Results: Four hundred thirty-five individual correlations were extracted, these correlations being highly variable (I2 = 93.8) but showing generally good equivalence, with ICCs ranging from 0.65 to 0.99 and the pooled correlation coefficient being 0.88 (95% CI 0.87 to 0.88). Standardised mean differences for 307 studies were small and less variable (I2 = 33.5) with a pooled standardised mean difference of 0.037 (95% CI 0.031 to 0.042). Average administration mode/platform-specific correlations from 56 studies (61 estimates) had a pooled estimate of 0.88 (95% CI 0.86 to 0.90) and were still highly variable (I2 = 92.1). Similarly, average platform-specific ICCs from 39 studies (42 estimates) had a pooled estimate of 0.90 (95% CI 0.88 to 0.92) with an I2 of 91.5. After excluding 20 studies with outlying correlation coefficients (≥3SD from the mean), the I2 was 54.4, with the equivalence still high, the overall pooled correlation coefficient being 0.88 (95% CI 0.87 to 0.88). Agreement was found to be greater in more recent studies (p < 0.001), in randomized studies compared with non-randomised studies (p < 0.001), in studies with a shorter interval (<1 day) (p < 0.001), and in respondents of mean age 28 to 55 compared with those either younger or older (p < 0.001). In terms of mode/platform, paper vs Interactive Voice Response System (IVRS) comparisons had the lowest pooled agreement and paper vs tablet/touch screen the highest (p < 0.001).

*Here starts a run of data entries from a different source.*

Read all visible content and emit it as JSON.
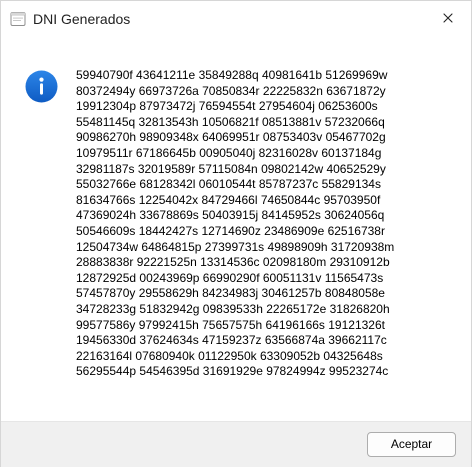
{
  "window": {
    "title": "DNI Generados"
  },
  "dialog": {
    "message": "59940790f 43641211e 35849288q 40981641b 51269969w\n80372494y 66973726a 70850834r 22225832n 63671872y\n19912304p 87973472j 76594554t 27954604j 06253600s\n55481145q 32813543h 10506821f 08513881v 57232066q\n90986270h 98909348x 64069951r 08753403v 05467702g\n10979511r 67186645b 00905040j 82316028v 60137184g\n32981187s 32019589r 57115084n 09802142w 40652529y\n55032766e 68128342l 06010544t 85787237c 55829134s\n81634766s 12254042x 84729466l 74650844c 95703950f\n47369024h 33678869s 50403915j 84145952s 30624056q\n50546609s 18442427s 12714690z 23486909e 62516738r\n12504734w 64864815p 27399731s 49898909h 31720938m\n28883838r 92221525n 13314536c 02098180m 29310912b\n12872925d 00243969p 66990290f 60051131v 11565473s\n57457870y 29558629h 84234983j 30461257b 80848058e\n34728233g 51832942g 09839533h 22265172e 31826820h\n99577586y 97992415h 75657575h 64196166s 19121326t\n19456330d 37624634s 47159237z 63566874a 39662117c\n22163164l 07680940k 01122950k 63309052b 04325648s\n56295544p 54546395d 31691929e 97824994z 99523274c",
    "accept_label": "Aceptar"
  },
  "icons": {
    "app": "window-icon",
    "info": "info-icon",
    "close": "close-icon"
  },
  "colors": {
    "info_blue": "#1f6fd6",
    "footer": "#f0f0f0"
  }
}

Conclusion: The present study supports the conclusion of Gwaltney's previous meta-analysis showing that PROMs administered on paper are quantitatively comparable with measures administered on an electronic device. It also confirms the ISPOR Taskforce´s conclusion that quantitative equivalence studies are not required for migrations with minor change only. This finding should be reassuring to investigators, regulators and sponsors using questionnaires on electronic devicesafter migration using best practices. Although there is data indicating that migrations with moderate changes produce equivalent instrument versions, hence do not require quantitative equivalence studies, additional work is necessary to establish this. Furthermore, there is the need to standardize migration practices and reporting practices (i.e. include copies of tested instrument versions and screenshots) so that clear recommendations regarding equivalence testing can be made in the future.raising questions about the necessity of conducting equivalence testing moving forward.

No MeSH data available.


Related in: MedlinePlus